Some years ago, Vodafone UK had an unusual attitude to revenue assurance. They had a billing assurance department and they believed that revenue assurance was the job of one person in that department. The revenue assurance job was responsible for the validity, completeness and accuracy of all the data that reaches the billing system. Once there, the responsibility handed over to the rest of the billing assurance department. That was very unorthodox, even back then. Most people seem to agree that revenue assurance is the end to end job and that billing assurance is the subset concerned with the billing end of the chain. There is also increasing recognition of the fact that whilst symptoms of problems usually occur in billing, the causes are typically earlier in the processing chain. That means you need to spread the revenue assurance effort across the entire chain, beginning with the collection of data reflecting new orders, network events and such.

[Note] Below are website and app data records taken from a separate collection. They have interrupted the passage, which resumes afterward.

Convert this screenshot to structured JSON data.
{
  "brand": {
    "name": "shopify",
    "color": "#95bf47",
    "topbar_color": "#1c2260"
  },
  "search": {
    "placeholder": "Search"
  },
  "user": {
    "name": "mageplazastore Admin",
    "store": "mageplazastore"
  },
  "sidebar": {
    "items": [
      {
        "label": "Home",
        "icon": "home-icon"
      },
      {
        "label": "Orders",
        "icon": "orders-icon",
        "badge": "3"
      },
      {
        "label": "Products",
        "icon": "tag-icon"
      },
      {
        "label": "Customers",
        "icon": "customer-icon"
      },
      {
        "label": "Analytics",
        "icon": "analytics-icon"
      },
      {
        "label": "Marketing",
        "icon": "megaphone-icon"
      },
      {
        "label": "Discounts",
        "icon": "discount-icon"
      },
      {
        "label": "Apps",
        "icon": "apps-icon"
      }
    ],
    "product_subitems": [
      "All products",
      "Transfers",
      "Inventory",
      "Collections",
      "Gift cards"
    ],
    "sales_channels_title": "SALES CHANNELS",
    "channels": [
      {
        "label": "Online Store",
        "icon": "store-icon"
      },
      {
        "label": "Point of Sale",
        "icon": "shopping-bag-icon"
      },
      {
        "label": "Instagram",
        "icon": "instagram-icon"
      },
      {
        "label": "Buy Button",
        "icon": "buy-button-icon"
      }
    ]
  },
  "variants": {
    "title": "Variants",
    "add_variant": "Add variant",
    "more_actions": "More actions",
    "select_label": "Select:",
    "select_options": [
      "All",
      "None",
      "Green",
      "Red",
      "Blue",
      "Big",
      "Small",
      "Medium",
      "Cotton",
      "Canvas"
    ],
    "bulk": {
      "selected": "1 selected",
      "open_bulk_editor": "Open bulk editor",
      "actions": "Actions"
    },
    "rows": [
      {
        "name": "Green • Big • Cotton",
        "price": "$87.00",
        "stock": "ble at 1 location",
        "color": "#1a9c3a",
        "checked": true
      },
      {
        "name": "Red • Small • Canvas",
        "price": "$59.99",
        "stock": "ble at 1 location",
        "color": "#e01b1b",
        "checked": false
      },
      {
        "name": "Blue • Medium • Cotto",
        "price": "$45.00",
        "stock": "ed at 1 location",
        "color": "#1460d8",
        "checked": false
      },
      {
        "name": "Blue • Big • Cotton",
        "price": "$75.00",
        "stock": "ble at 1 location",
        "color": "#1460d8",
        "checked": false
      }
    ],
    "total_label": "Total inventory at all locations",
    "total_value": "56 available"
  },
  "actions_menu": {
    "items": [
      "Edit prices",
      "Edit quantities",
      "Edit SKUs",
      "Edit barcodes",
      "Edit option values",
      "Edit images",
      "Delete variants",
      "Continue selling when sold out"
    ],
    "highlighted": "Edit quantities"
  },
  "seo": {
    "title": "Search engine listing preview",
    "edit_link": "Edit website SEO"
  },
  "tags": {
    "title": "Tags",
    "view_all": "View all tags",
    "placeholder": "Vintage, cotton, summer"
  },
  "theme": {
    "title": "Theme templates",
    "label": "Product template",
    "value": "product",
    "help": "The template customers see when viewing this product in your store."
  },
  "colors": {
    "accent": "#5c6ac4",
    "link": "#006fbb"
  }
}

Where the chain starts and stops, and where the most effort is needed, is not something people agree on as often. When people say they do end to end assurance they often pick a convenient definition of what the ends are. I mean convenient in the sense of what they know how to do or convenient in the sense of their authority in an organization or reflecting internal telco politics. Not many people doing end to end assurance really do much work to ensure, say, that all orders are taken correctly or that switches are configured properly. There is even more disagreement about the other end. You would have to be very unconventional to exclude billing, but their are differences of opinion about the end point afterwards. Some stop at the output from the billing system in terms of the feed to the print vendors for the bill. Some go further and really check the bills are correctly printed and sent. Some think the goal is correct reporting to the general ledger. Some think the end point is the collection of cash and the maintaining of customer accounts. So whilst most people act pretty confident when asked what the scope of revenue assurance is, you often get the feeling that there is some fraying at the ends.
Over at LinkedIn Answers, Nathan Cooks of Cell C asked an interesting question that touches on all of this.
Can anyone tell me how they would define the role of billing assurance in a company that already has a revenue assurance department?
Secondly what are your opinions on where a billing assurance department should fit into the company structure?
These are question that I have and there are some very obvious answers but I would like to know if any other opinions exist on the matter?
Thank you for your time.
You can imagine how hard I found it to give an answer within the limited number of characters allowed ;) But for those of you who do not read that site, here it is:
I have worked in telcos with a separate Billing Assurance dept and in telcos which did the same work without a separate dept. Fundamentally, I do not think there is one right answer: it depends on the telco. Do not be dogmatic. At this level, org structures are most influenced by the personal and political considerations of the people involved. It might be nice if execs tried to be objective and worked out what was best on a more analytical basis, but they also need to get the best from their employees and that may not be the same as a textbook answer.
After saying that, I will try to give a textbook answer. The consulting/software firm Cartesian issued a document where they defined the difference between Billing Assurance and Revenue Assurance; see here. They consider the end goal is the same, but that BA is a subset of RA that relates solely to the billing system(s). That seems like a decent definition to me. Cartesian goes on to say it is important to distinguish BA within RA because it involves specialist knowledge of how billing systems and the processes around them work. If you accept this line of reasoning, you have a straightforward choice. First, you could place BA in the dept with best specialist knowledge of billing. This might be a Billing dept in Finance or it might be a Billing Ops dept in IT. The advantage is that you try to have the relevant skills and knowledge in one dept, making communication, training and recruiting easier. The disadvantage is that you have no separation of responsibility. The BA team may not do a thorough job of checking what their colleagues are doing. They may suffer the same misconceptions or be blind to their faults. Second, you could separate BA from the people they oversee, to give some independence. The key here is that the more separate they are in the company structure, the greater the objectivity of BA, but also the greater the overheads in terms of recruiting and training people in BA, and the greater the overheads in terms of communication between BA and the departments that they scrutinize. The third option is to have a blend between the first two. In this case, some detailed day-to-day assurance work is performed by the individuals responsible for the processes and systems, and some higher-level assurance is conducted by a separate function, which provides a form of internal control or audit.
The right choice depends on company culture and dynamics. A telco which is entrepreneurial, is smaller, is in a rapid growth phase, or has flat management should probably keep BA responsibility with the people who do the work that needs to be assured. They sacrifice independence for flexibility. Imposing strong lines of division may otherwise lead to underfunding of BA or too many internal conflicts. A larger, more static, hierarchical, cash cow/cost conscious business is better off with separating BA from the billing being assured. They can afford to spend more time and money on staff development and training in order to realize the financial and governance benefits of greater independence.
One last point. In many telcos Billing and Revenue Assurance (and hence BA) will report into a single person who in turn reports into the CxO level. This may undermine independence when it is most needed. But having RA/BA and Billing report into different CxOs can be unwieldy. A sensible compromise would be to require Internal Audit or Risk Management to annually review and report on the adequacy of work done in BA to provide some high-level independence.